Arthur Miller’s classic tragedy, “Death of a Salesman,” is currently showing at Firehouse theatre, with expert direction by Rusty Wilson. Willy Loman is a salesman whose once successful career has, in recent years, become quite the opposite. Set in the 1940’s, “Salesman,” follows the aging Willy as he tries to understand why business just isn’t what it used to be.
Joe Inscoe gives a positively inspiring performance as the troubled Willy, definitely worthy of the standing “O” he received from the audience the night I attended. Inscoe made Willy’s feelings of utter hopelessness palpable for the audience. Jacqueline Jones plays Willy’s ever understanding and patient wife, Linda, and having seen Jones perform in numerous productions I am always fascinated by her ability to play so many diverse roles with such ease.
Adrian Rieder plays Biff, Willy’s son, who was once a promising high school athlete.
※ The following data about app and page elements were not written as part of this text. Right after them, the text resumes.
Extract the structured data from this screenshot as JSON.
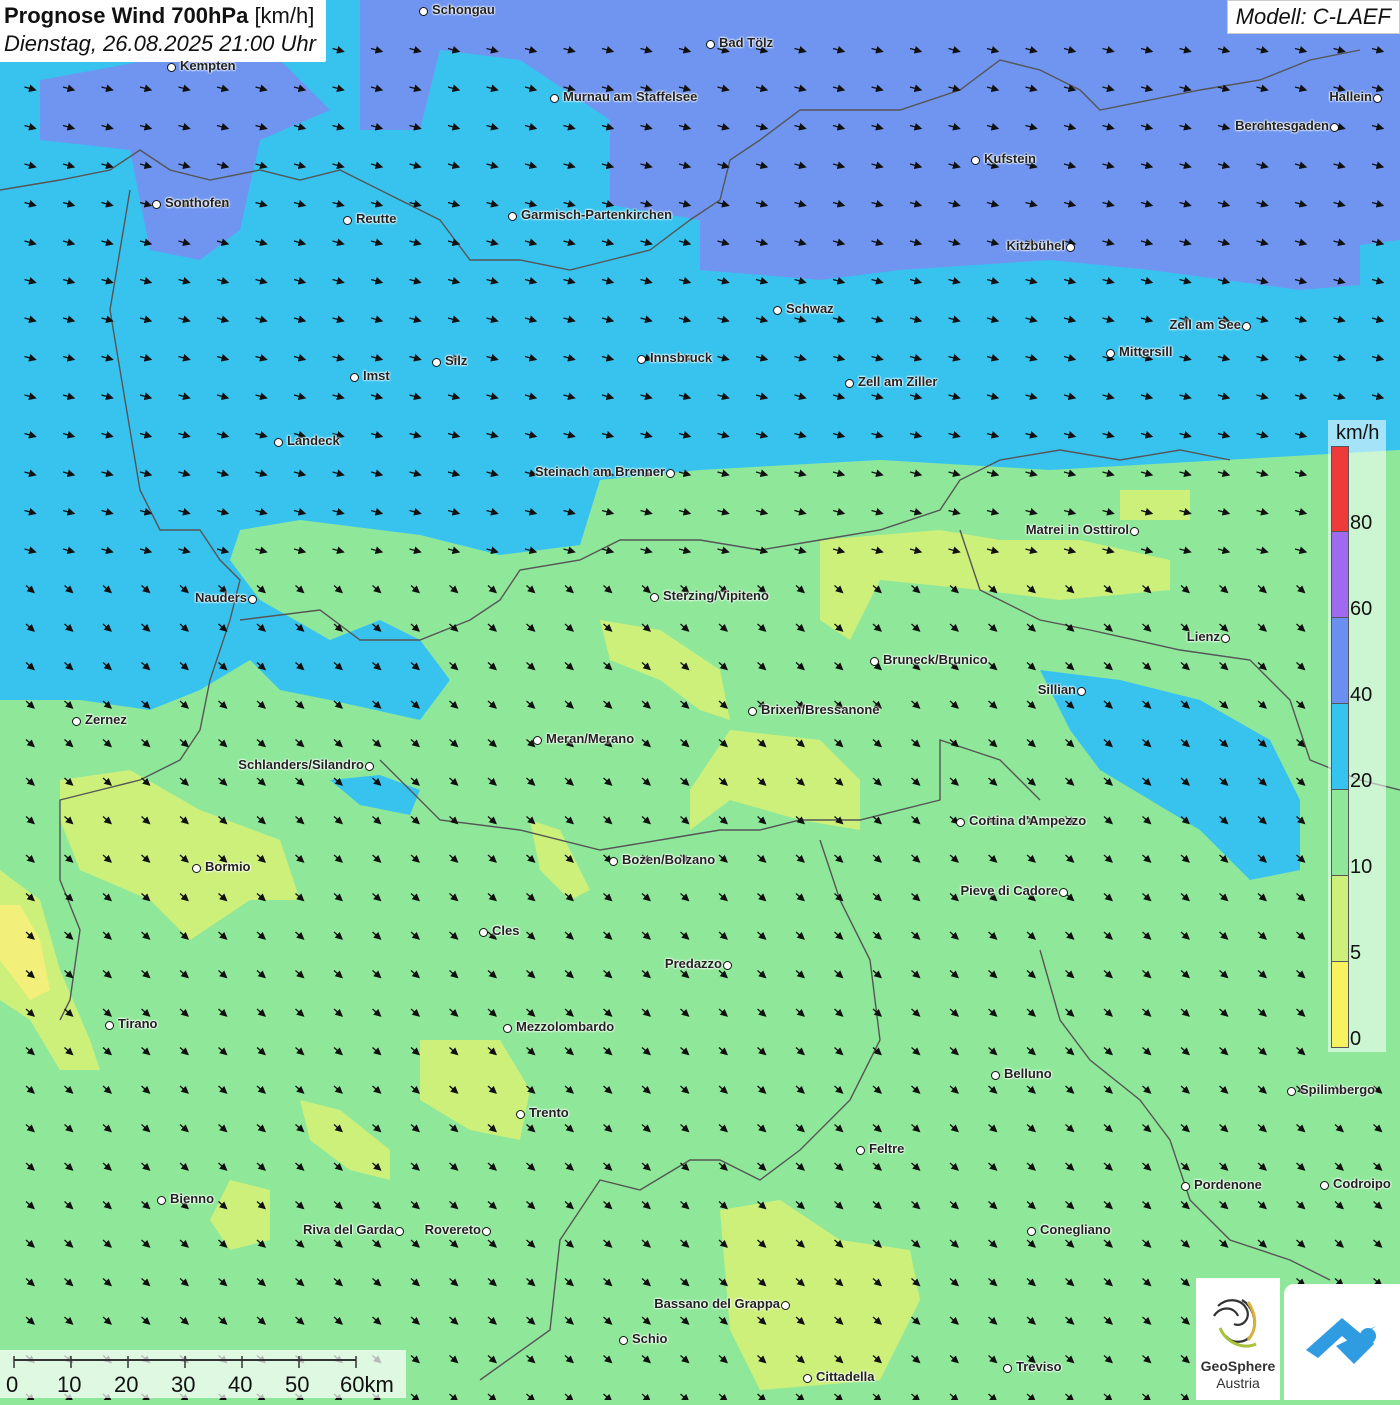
{
  "header": {
    "title_bold": "Prognose Wind 700hPa",
    "title_unit": "[km/h]",
    "subtitle": "Dienstag, 26.08.2025 21:00 Uhr",
    "model": "Modell: C-LAEF"
  },
  "legend": {
    "unit": "km/h",
    "classes": [
      {
        "label": "80",
        "color": "#ee3a3a"
      },
      {
        "label": "60",
        "color": "#a06af0"
      },
      {
        "label": "40",
        "color": "#6a8ff0"
      },
      {
        "label": "20",
        "color": "#35c3ef"
      },
      {
        "label": "10",
        "color": "#8fe89a"
      },
      {
        "label": "5",
        "color": "#cdf07a"
      },
      {
        "label": "0",
        "color": "#f7f25f"
      }
    ]
  },
  "cities": [
    {
      "name": "Schongau"
    },
    {
      "name": "Bad Tölz"
    },
    {
      "name": "Kempten"
    },
    {
      "name": "Murnau am Staffelsee"
    },
    {
      "name": "Hallein"
    },
    {
      "name": "Berchtesgaden"
    },
    {
      "name": "Kufstein"
    },
    {
      "name": "Sonthofen"
    },
    {
      "name": "Reutte"
    },
    {
      "name": "Garmisch-Partenkirchen"
    },
    {
      "name": "Kitzbühel"
    },
    {
      "name": "Schwaz"
    },
    {
      "name": "Zell am See"
    },
    {
      "name": "Mittersill"
    },
    {
      "name": "Innsbruck"
    },
    {
      "name": "Silz"
    },
    {
      "name": "Imst"
    },
    {
      "name": "Zell am Ziller"
    },
    {
      "name": "Landeck"
    },
    {
      "name": "Steinach am Brenner"
    },
    {
      "name": "Matrei in Osttirol"
    },
    {
      "name": "Nauders"
    },
    {
      "name": "Sterzing/Vipiteno"
    },
    {
      "name": "Lienz"
    },
    {
      "name": "Bruneck/Brunico"
    },
    {
      "name": "Sillian"
    },
    {
      "name": "Zernez"
    },
    {
      "name": "Brixen/Bressanone"
    },
    {
      "name": "Meran/Merano"
    },
    {
      "name": "Schlanders/Silandro"
    },
    {
      "name": "Cortina d'Ampezzo"
    },
    {
      "name": "Bozen/Bolzano"
    },
    {
      "name": "Bormio"
    },
    {
      "name": "Pieve di Cadore"
    },
    {
      "name": "Cles"
    },
    {
      "name": "Predazzo"
    },
    {
      "name": "Tirano"
    },
    {
      "name": "Mezzolombardo"
    },
    {
      "name": "Belluno"
    },
    {
      "name": "Spilimbergo"
    },
    {
      "name": "Trento"
    },
    {
      "name": "Feltre"
    },
    {
      "name": "Pordenone"
    },
    {
      "name": "Codroipo"
    },
    {
      "name": "Bienno"
    },
    {
      "name": "Riva del Garda"
    },
    {
      "name": "Rovereto"
    },
    {
      "name": "Conegliano"
    },
    {
      "name": "Bassano del Grappa"
    },
    {
      "name": "Schio"
    },
    {
      "name": "Treviso"
    },
    {
      "name": "Cittadella"
    }
  ],
  "scale_bar": {
    "labels": [
      "0",
      "10",
      "20",
      "30",
      "40",
      "50",
      "60km"
    ]
  },
  "logo": {
    "name": "GeoSphere",
    "subname": "Austria"
  }
}
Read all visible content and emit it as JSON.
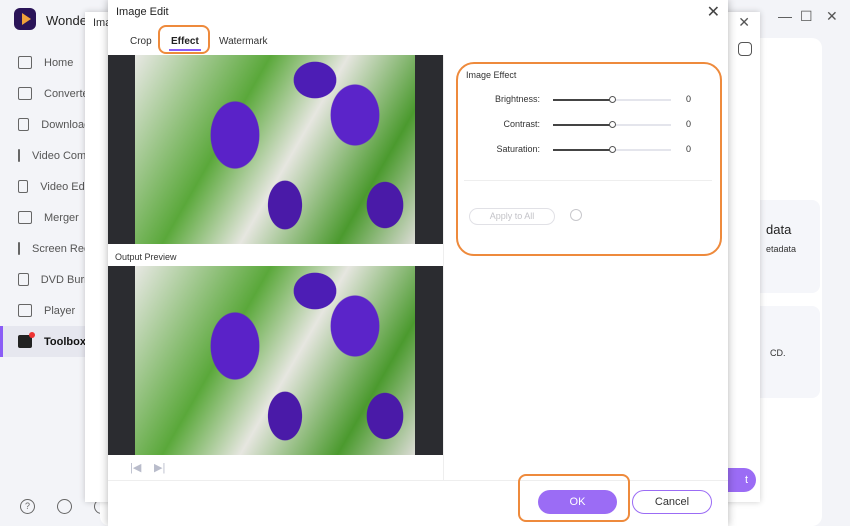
{
  "app": {
    "name": "Wonder",
    "window_controls": [
      "—",
      "☐",
      "✕"
    ]
  },
  "sidebar": {
    "items": [
      {
        "label": "Home",
        "icon": "home-icon"
      },
      {
        "label": "Converter",
        "icon": "converter-icon"
      },
      {
        "label": "Downloader",
        "icon": "download-icon"
      },
      {
        "label": "Video Compressor",
        "icon": "video-compress-icon"
      },
      {
        "label": "Video Editor",
        "icon": "scissors-icon"
      },
      {
        "label": "Merger",
        "icon": "merger-icon"
      },
      {
        "label": "Screen Recorder",
        "icon": "screen-record-icon"
      },
      {
        "label": "DVD Burner",
        "icon": "dvd-icon"
      },
      {
        "label": "Player",
        "icon": "player-icon"
      },
      {
        "label": "Toolbox",
        "icon": "toolbox-icon",
        "active": true
      }
    ],
    "bottom_icons": [
      "help-icon",
      "bell-icon",
      "support-icon"
    ]
  },
  "background_cards": [
    {
      "title": "data",
      "desc": "etadata"
    },
    {
      "desc": "CD."
    }
  ],
  "behind_window": {
    "title": "Ima",
    "start_label": "t"
  },
  "dialog": {
    "title": "Image Edit",
    "tabs": [
      {
        "label": "Crop"
      },
      {
        "label": "Effect",
        "active": true
      },
      {
        "label": "Watermark"
      }
    ],
    "output_preview_label": "Output Preview",
    "effect": {
      "heading": "Image Effect",
      "sliders": [
        {
          "label": "Brightness:",
          "value": "0",
          "level": 0.5
        },
        {
          "label": "Contrast:",
          "value": "0",
          "level": 0.5
        },
        {
          "label": "Saturation:",
          "value": "0",
          "level": 0.5
        }
      ],
      "apply_all": "Apply to All"
    },
    "ok": "OK",
    "cancel": "Cancel"
  },
  "colors": {
    "accent": "#9b6cf5",
    "highlight": "#ee8a3c"
  }
}
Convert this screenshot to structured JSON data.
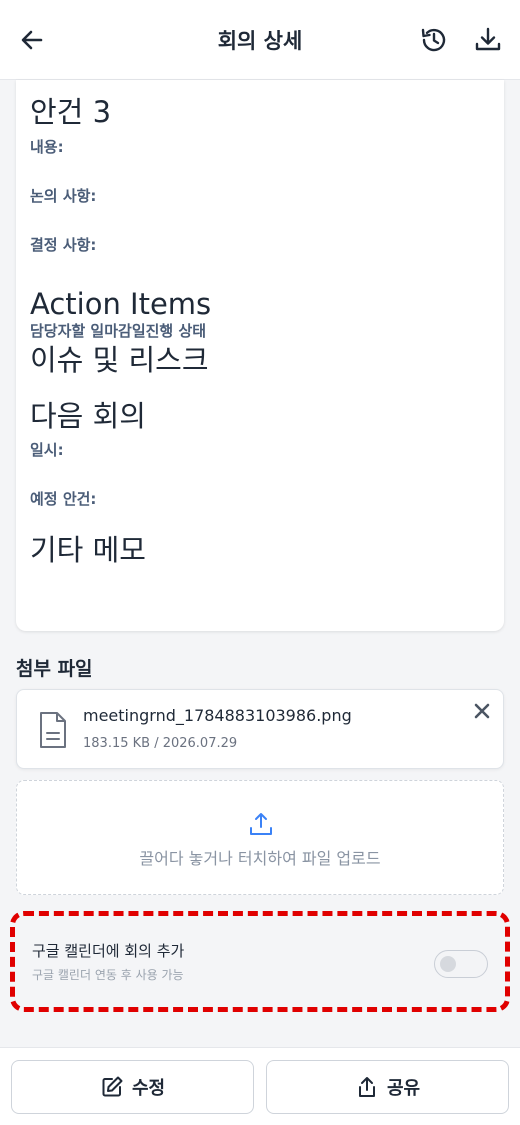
{
  "header": {
    "title": "회의 상세",
    "back_icon": "arrow-left-icon",
    "history_icon": "history-icon",
    "download_icon": "download-icon"
  },
  "content": {
    "agenda3": {
      "heading": "안건 3",
      "content_label": "내용:",
      "discussion_label": "논의 사항:",
      "decision_label": "결정 사항:"
    },
    "action_items": {
      "heading": "Action Items",
      "columns_text": "담당자할 일마감일진행 상태"
    },
    "issues_heading": "이슈 및 리스크",
    "next_meeting": {
      "heading": "다음 회의",
      "datetime_label": "일시:",
      "agenda_label": "예정 안건:"
    },
    "memo_heading": "기타 메모"
  },
  "attachments": {
    "title": "첨부 파일",
    "files": [
      {
        "name": "meetingrnd_1784883103986.png",
        "meta": "183.15 KB / 2026.07.29"
      }
    ],
    "upload_text": "끌어다 놓거나 터치하여 파일 업로드"
  },
  "google_calendar": {
    "title": "구글 캘린더에 회의 추가",
    "subtitle": "구글 캘린더 연동 후 사용 가능",
    "enabled": false
  },
  "bottom": {
    "edit_label": "수정",
    "share_label": "공유"
  },
  "colors": {
    "accent_blue": "#3b82f6",
    "highlight_red": "#e00000",
    "label_gray_blue": "#4b5d78"
  }
}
Rieder’s performance is amazing as always, most notably during Biff’s speech to Willy at the end, which was so raw you genuinely feel Biff’s pain as he tries to get Willy to accept him for who he is. Matt Bloch plays Willy’s other son, Happy, who is constantly trying to distract himself with women and other vices to distance himself from the painful reality that his father is sinking. Rieder and Bloch are great together on stage, making their brotherly relationship feel very real.
This play hits home for a lot of people in this current economy and watching it was very emotional. The set by Phil Hayes was very good, I am always amazed to see what Firehouse is able to accomplish with a relatively small space. However, several of the characters move their own props and set pieces to change scenes and that felt a little strange. Especially when Willy’s boss, Howard, played by Jay O. Millman, picks up his own desk and walks away with it after a scene. The lighting by Andrew Bonniwell was very impressive particularly the use of pink hues to indicate one of Willy’s flashbacks.
“Death of a Salesman” is playing at Firehouse through December 15th
Jen Maciulewicz is theatre critic for GAYRVA.com and is a Richmond local. Jen attended VCU and holds a B.S. in Anthropology. She has starred as Reno Sweeney in Cole Porter’s “Anything Goes" and attended VCU’s School of Music. Follow Jen on Twitter at www.twitter.com/jenlaumac.